The other “staying in touch” gem we invested in is Skype. Before we left, all the moms, dads, sisters and brothers received USB cameras and Skype as Christmas gifts. This choice has proved an excellent one. Despite not setting foot in the US through 2008, we’ve seen our parents and siblings more often that when we were living in San Francisco. With the exception of maybe India and Venezuela, we’ve found good enough internet connectivity to video call everybody. When the connection is not so great, we turn the video off and still have a free phone call. Our families all have the free version of Skype. We upgraded to Skype Pro in order to get a US phone number, voicemail and the ability to call regular phone numbers anywhere in the world. This proved invaluable in dealing with banking issues and calling country to country.

To manage finances, we faced a couple issues: paying monthly bills, managing our bank, credit  and investment accounts and most importantly, filing our 2008 taxes. All our banking is done online so managing the finances proved to be quite simple. Since we both traveled for business most of our banking was already online. We were very comfortable with our bank's online process. We would suggest setting this up early enough to get use to your banks process while you are still at home. We have two accounts and set one up for our travel account, the other for our home account. Citibank proved great for international bank transfers when we needed them and Wells Fargo’s bill pay support made paying and tracking US bills straightforward. Our best investment though was getting a personal manager at home to manage our tax filing and to handle any unforeseen issues. Luckily, a very close friend is in that business and it was easy to give her access to our accounts and PO Box. This was one of the best decisions of the trip. While there were only a couple issues in our year of travel, Teri was invaluable in getting issues resolved and letting us focus on our travels. She made tax filing a breeze, managed our mail and dealt with a couple minor issues - like me forgetting to check when my bank cards expired! My Citibank card expired while we were in India! We also got locked out of our Wells Fargo account while in Botswana.
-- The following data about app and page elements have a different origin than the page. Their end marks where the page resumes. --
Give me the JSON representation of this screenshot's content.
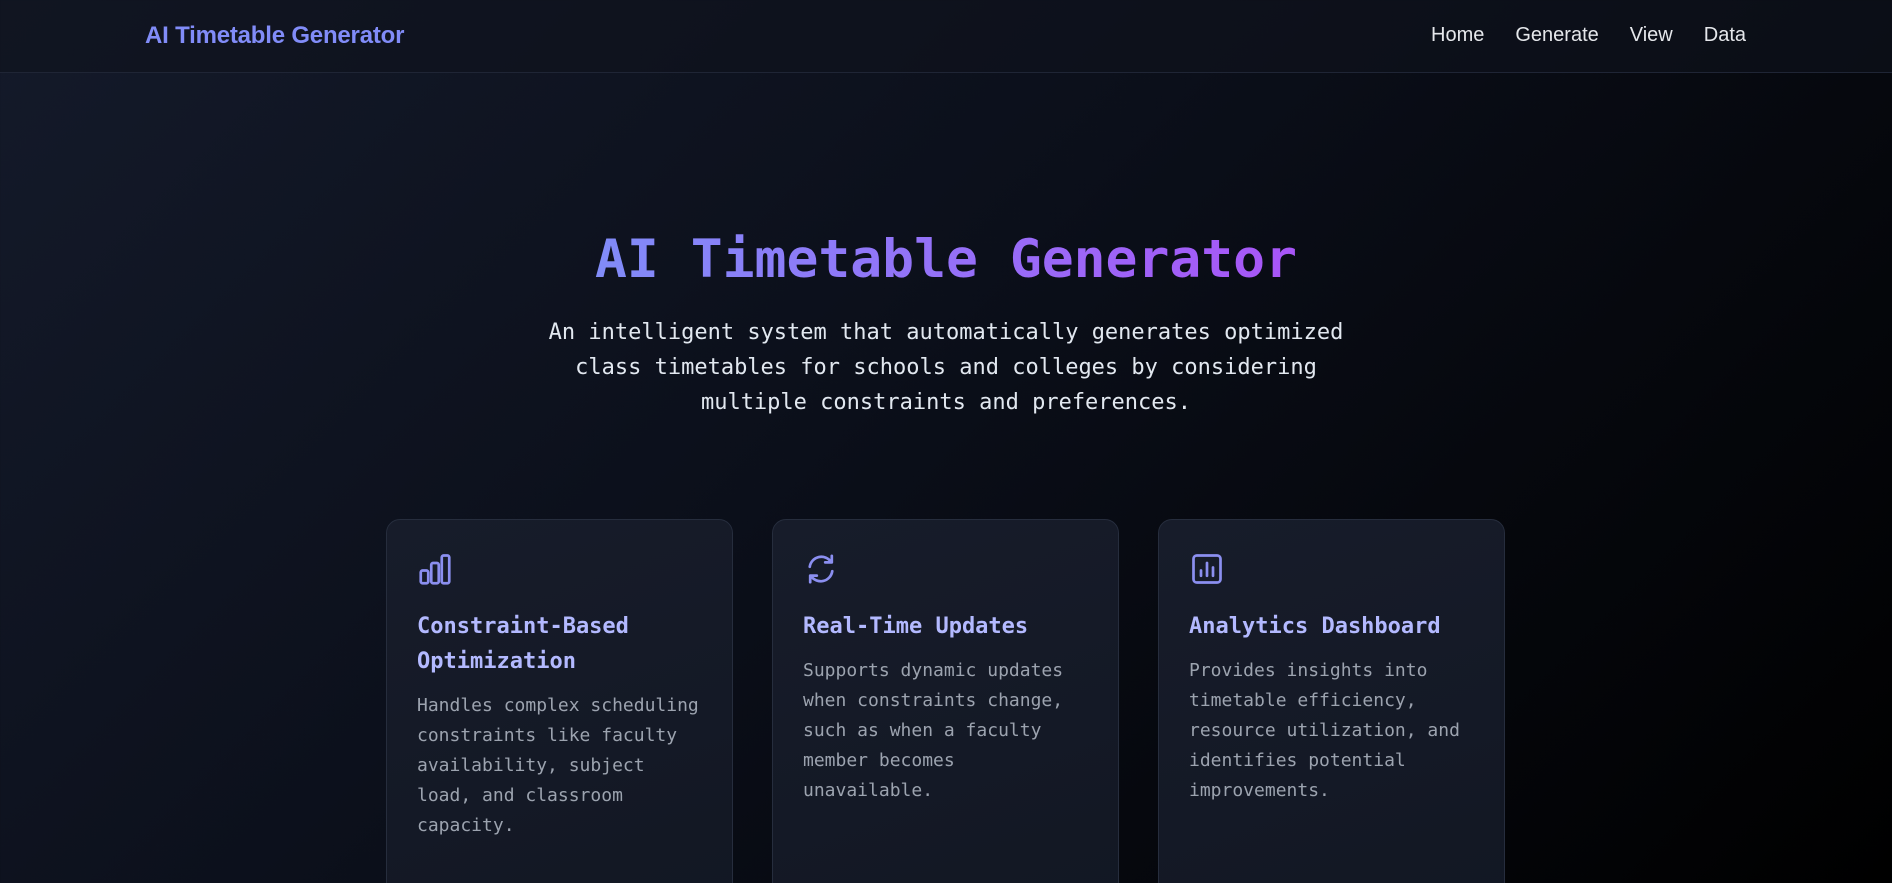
{
  "nav": {
    "brand": "AI Timetable Generator",
    "links": [
      {
        "label": "Home"
      },
      {
        "label": "Generate"
      },
      {
        "label": "View"
      },
      {
        "label": "Data"
      }
    ]
  },
  "hero": {
    "title": "AI Timetable Generator",
    "subtitle": "An intelligent system that automatically generates optimized class timetables for schools and colleges by considering multiple constraints and preferences."
  },
  "features": [
    {
      "icon": "bar-chart-icon",
      "title": "Constraint-Based Optimization",
      "description": "Handles complex scheduling constraints like faculty availability, subject load, and classroom capacity."
    },
    {
      "icon": "refresh-icon",
      "title": "Real-Time Updates",
      "description": "Supports dynamic updates when constraints change, such as when a faculty member becomes unavailable."
    },
    {
      "icon": "analytics-icon",
      "title": "Analytics Dashboard",
      "description": "Provides insights into timetable efficiency, resource utilization, and identifies potential improvements."
    }
  ],
  "colors": {
    "accent": "#818cf8",
    "gradient_end": "#a855f7",
    "card_title": "#b3b9ff",
    "background": "#0b0f1a"
  }
}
THANKS TERI! You’re amazing!

For photo management, I started out with PhotoShop. It’s expensive but because this is a once-in-a-lifetime sort of trip, I am more than willing to do a lot of photo editing to capture great memories. I installed the program and got cracking but quickly learned just how time consuming it can be. Luckily, my brother in law, John, showed me Photoshop’s sister program Lightroom. Lightroom was originally designed as the cataloging front-end to Photoshop but Adobe soon added a ton of processing capability into the program. Now, unless I have specific areas to clean up in a photo, I use Lightroom exclusively. The results are fabulous, the cataloging is second to none and it’s very quick. Once I’ve processed my RAW files into JPG, it’s an easy task to import the finals into the Mac’s iPhoto and iWeb programs.
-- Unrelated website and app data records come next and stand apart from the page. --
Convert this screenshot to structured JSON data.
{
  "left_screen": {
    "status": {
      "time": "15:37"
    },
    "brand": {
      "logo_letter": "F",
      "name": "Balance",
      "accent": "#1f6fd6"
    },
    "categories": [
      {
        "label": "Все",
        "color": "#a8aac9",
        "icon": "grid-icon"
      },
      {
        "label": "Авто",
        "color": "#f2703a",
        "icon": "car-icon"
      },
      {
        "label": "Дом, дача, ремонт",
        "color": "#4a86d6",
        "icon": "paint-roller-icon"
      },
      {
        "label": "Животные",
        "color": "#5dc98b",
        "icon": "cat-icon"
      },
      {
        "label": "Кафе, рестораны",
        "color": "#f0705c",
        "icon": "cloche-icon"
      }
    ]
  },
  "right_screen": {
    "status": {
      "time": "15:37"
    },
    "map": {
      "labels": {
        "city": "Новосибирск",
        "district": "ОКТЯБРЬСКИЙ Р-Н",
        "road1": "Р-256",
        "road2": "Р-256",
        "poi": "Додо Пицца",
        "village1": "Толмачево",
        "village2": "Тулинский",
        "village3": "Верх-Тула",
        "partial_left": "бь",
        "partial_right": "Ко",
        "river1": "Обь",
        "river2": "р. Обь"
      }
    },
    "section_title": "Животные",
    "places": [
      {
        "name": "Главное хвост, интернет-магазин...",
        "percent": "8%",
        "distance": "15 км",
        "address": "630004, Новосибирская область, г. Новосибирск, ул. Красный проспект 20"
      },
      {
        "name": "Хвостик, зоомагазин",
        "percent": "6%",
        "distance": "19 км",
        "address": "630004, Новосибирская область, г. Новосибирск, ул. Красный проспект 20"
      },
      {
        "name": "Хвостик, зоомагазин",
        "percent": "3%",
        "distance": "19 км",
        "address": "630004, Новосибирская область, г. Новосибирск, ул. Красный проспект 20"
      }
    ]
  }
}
After a year of travel, the MacBook has proven itself over and over. Connection has been simple and straightforward wherever we’ve been, software updates come automatically and quickly and although I’ve dropped the laptop a couple times and it now has a few scratches and dents, it still runs like new and our blog has received rave reviews - OK, mostly from moms but still...